    • You'd have more street credit if you didn't refer to it as GNU/Linux.

      gnu is a small and shrinking past of most distros. L

    • by spauldo ( 118058 )

      people who install GNU/Linux OSes don't do it "because it's fun" or "because they want a challenge of running command-line tools", they do it because they *know* and trust the digital audit trail based on the publicly-verifiable reputation of the 1000+ developers behind each distribution, and, because that trail exists, they can feel that they're safe from malware and spyware when they follow the install procedures that come with their OS.

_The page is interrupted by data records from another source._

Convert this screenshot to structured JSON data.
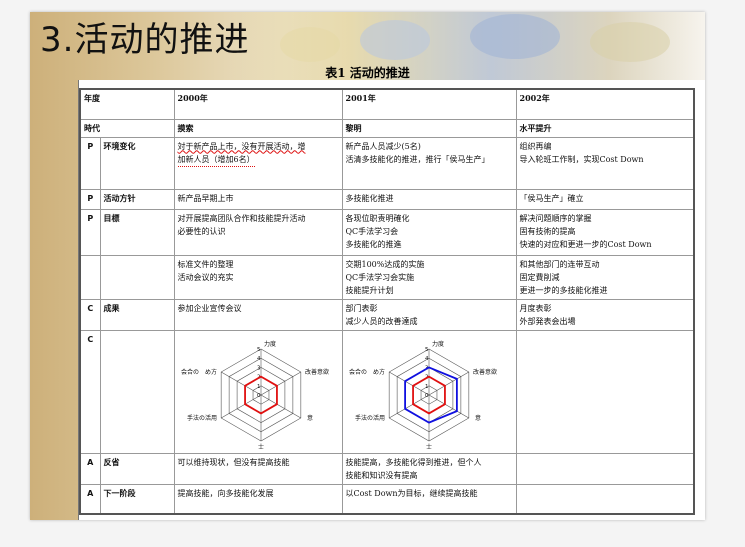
{
  "slide": {
    "title": "3.活动的推进",
    "table_caption": "表1 活动的推进"
  },
  "header": {
    "year_label": "年度",
    "years": [
      "2000年",
      "2001年",
      "2002年"
    ]
  },
  "era": {
    "label": "時代",
    "values": [
      "摸索",
      "黎明",
      "水平提升"
    ]
  },
  "rows": [
    {
      "mark": "P",
      "item": "环境变化",
      "cells": [
        [
          "for-wavy:対于新产品上市，没有开展活动，增",
          "for-dotted:加新人员（增加6名）"
        ],
        [
          "新产品人员减少(5名)",
          "活清多技能化的推进，推行「侯马生产」"
        ],
        [
          "组织再编",
          "导入轮班工作制，实现Cost Down"
        ]
      ]
    },
    {
      "mark": "P",
      "item": "活动方针",
      "cells": [
        [
          "新产品早期上市"
        ],
        [
          "多技能化推进"
        ],
        [
          "「侯马生产」確立"
        ]
      ]
    },
    {
      "mark": "P",
      "item": "目標",
      "cells": [
        [
          "对开展提高团队合作和技能提升活动",
          "必要性的认识"
        ],
        [
          "各现位职责明確化",
          "QC手法学习会",
          "多技能化的推進"
        ],
        [
          "解决问題順序的掌握",
          "固有技術的提高",
          "快速的对应和更进一步的Cost Down"
        ]
      ]
    },
    {
      "mark": "",
      "item": "",
      "cells": [
        [
          "标准文件的整理",
          "活动会议的充实"
        ],
        [
          "交期100%达成的实施",
          "QC手法学习会实施",
          "技能提升计划"
        ],
        [
          "和其他部门的连带互动",
          "固定費削減",
          "更进一步的多技能化推进"
        ]
      ]
    },
    {
      "mark": "C",
      "item": "成果",
      "cells": [
        [
          "参加企业宣传会议"
        ],
        [
          "部门表彰",
          "减少人员的改善達成"
        ],
        [
          "月度表彰",
          "外部発表会出場"
        ]
      ]
    },
    {
      "mark": "C",
      "item": "",
      "cells": [
        [],
        [],
        []
      ]
    },
    {
      "mark": "A",
      "item": "反省",
      "cells": [
        [
          "可以维持现状，但没有提高技能"
        ],
        [
          "技能提高，多技能化得到推进，但个人",
          "技能和知识没有提高"
        ],
        []
      ]
    },
    {
      "mark": "A",
      "item": "下一阶段",
      "cells": [
        [
          "提高技能，向多技能化发展"
        ],
        [
          "以Cost Down为目标，继续提高技能"
        ],
        []
      ]
    }
  ],
  "radar_labels": {
    "top": "力度",
    "upper_right": "改善意欲",
    "right": "意",
    "bottom": "士",
    "left": "手法の活用",
    "upper_left_a": "会合の",
    "upper_left_b": "め方",
    "ticks": [
      "5",
      "4",
      "3",
      "2",
      "1",
      "0"
    ]
  },
  "chart_data": [
    {
      "type": "radar",
      "title": "",
      "axes": [
        "力度",
        "改善意欲",
        "意",
        "士",
        "手法の活用",
        "会合の め方"
      ],
      "range": [
        0,
        5
      ],
      "series": [
        {
          "color": "#e01010",
          "values": [
            2,
            2,
            2,
            2,
            2,
            2
          ]
        }
      ]
    },
    {
      "type": "radar",
      "title": "",
      "axes": [
        "力度",
        "改善意欲",
        "意",
        "士",
        "手法の活用",
        "会合の め方"
      ],
      "range": [
        0,
        5
      ],
      "series": [
        {
          "color": "#e01010",
          "values": [
            2,
            2,
            2,
            2,
            2,
            2
          ]
        },
        {
          "color": "#1010e0",
          "values": [
            3,
            3.5,
            3.5,
            3,
            3,
            3
          ]
        }
      ]
    }
  ],
  "colors": {
    "annotation_red": "#d11111",
    "series_red": "#e01010",
    "series_blue": "#1010e0"
  }
}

      I install Linux because it's fun and I enjoy running command line tools.

      I did so back in the days when your only option for installing software was to download the source code and compile it.

      I have been doing so since before GPG existed (PGP was around, but people didn't sign packages with it).

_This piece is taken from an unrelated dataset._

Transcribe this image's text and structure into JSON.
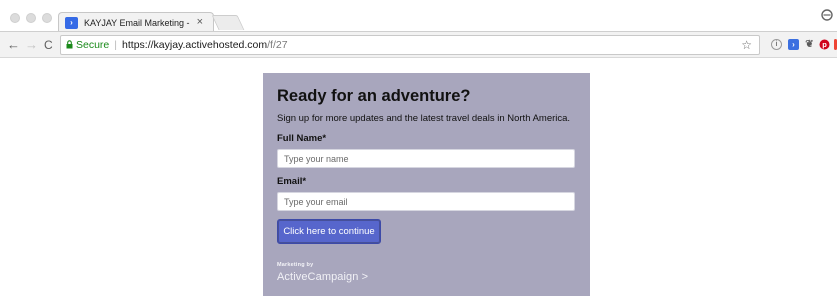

      I have been doing so since before Debian started signing their repositories.

      I've watched Red Hat users install RPMs downloaded from third party sites because they had no recourse - Red Hat did not have the comprehensi

  • Follow the money (Score:4, Insightful)

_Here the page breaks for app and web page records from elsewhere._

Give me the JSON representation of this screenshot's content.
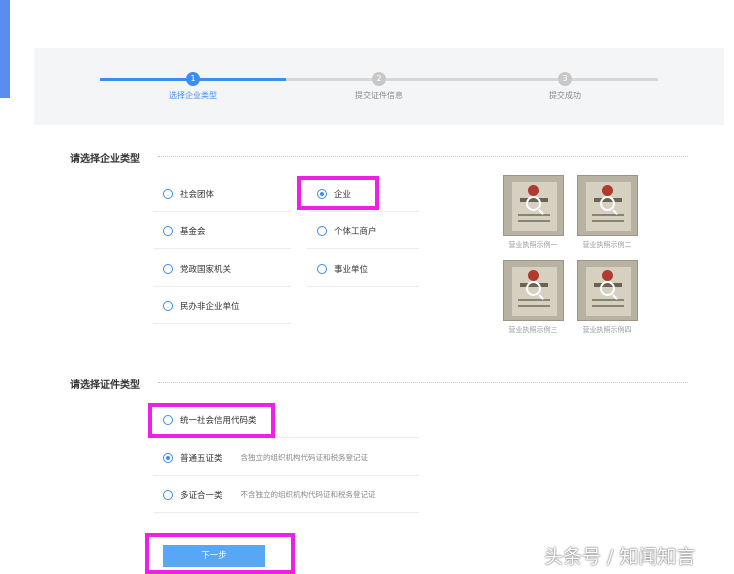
{
  "steps": [
    {
      "number": "1",
      "label": "选择企业类型",
      "active": true
    },
    {
      "number": "2",
      "label": "提交证件信息",
      "active": false
    },
    {
      "number": "3",
      "label": "提交成功",
      "active": false
    }
  ],
  "enterprise_section": {
    "title": "请选择企业类型",
    "options": [
      "社会团体",
      "企业",
      "基金会",
      "个体工商户",
      "党政国家机关",
      "事业单位",
      "民办非企业单位"
    ],
    "selected": "企业"
  },
  "license_examples": [
    "营业执照示例一",
    "营业执照示例二",
    "营业执照示例三",
    "营业执照示例四"
  ],
  "certificate_section": {
    "title": "请选择证件类型",
    "options": [
      {
        "label": "统一社会信用代码类",
        "desc": ""
      },
      {
        "label": "普通五证类",
        "desc": "含独立的组织机构代码证和税务登记证"
      },
      {
        "label": "多证合一类",
        "desc": "不含独立的组织机构代码证和税务登记证"
      }
    ],
    "selected": "普通五证类"
  },
  "next_button": "下一步",
  "watermark": "头条号 / 知闻知言",
  "colors": {
    "accent": "#3b8ef0",
    "highlight": "#ee1fe6",
    "button": "#57a7f5"
  }
}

    by QuietLagoon ( 813062 ) on Tuesday October 20, 2015 @08:29AM (#50764975)
    Instead of going after those who plant the malware (in this case, the Chrome clone), why not go after those "third party advertisers" and those who place the ads on the hijacked browser?
    • by wbr1 ( 2538558 )
      Because they claim innocence. They thought the ads were being served on regular web pages, and had no idea that it was malware spewing it out and collecting the clickthrus,
      • And they may very well be innocent. Just because some developer has found a way to milk their advertising for personal profit does not mean that they were behind the malware, just that they are a bunch of douches serving adverts. To be honest, would they even care? They want their adverts to be seen regardless of how it's done.
  • Yeah well.. (Score:2, Flamebait)

    by jafiwam ( 310805 )
    If they fixed all the rampant memory leaks in Chrome in the process I wouldn't mind much.
  • by Khyber ( 864651 ) <techkitsune@gmail.com> on Tuesday October 20, 2015 @09:06AM (#50765277) Homepage Journal

    Going through the SF repository for eFast, I have a name of one Mr. Isarith Mahappu K, of No: 15, Chapel Terrace, Stafford, ST163AH.

    Last time I can see that property for sale on the market was 14 Dec, 2007. Odds are it is still owned, probably by this same person.

  • by avandesande ( 143899 ) on Tuesday October 20, 2015 @09:13AM (#50765321) Journal

    Can I install the Ask toolbar on it?

  • They should have called this thing Cymothoa Exigua [google.ca] instead.

  • How is that different than Chrome itself? Isn't that the point of Google's browser; to serve 3rd party ads to me and track my usage?

  • How does this malicious adware get installed onto the system and does it run on Apple OS X, Android or Linux?

Somebody's terminal is dropping bits. I found a pile of them over in the corner.

Working...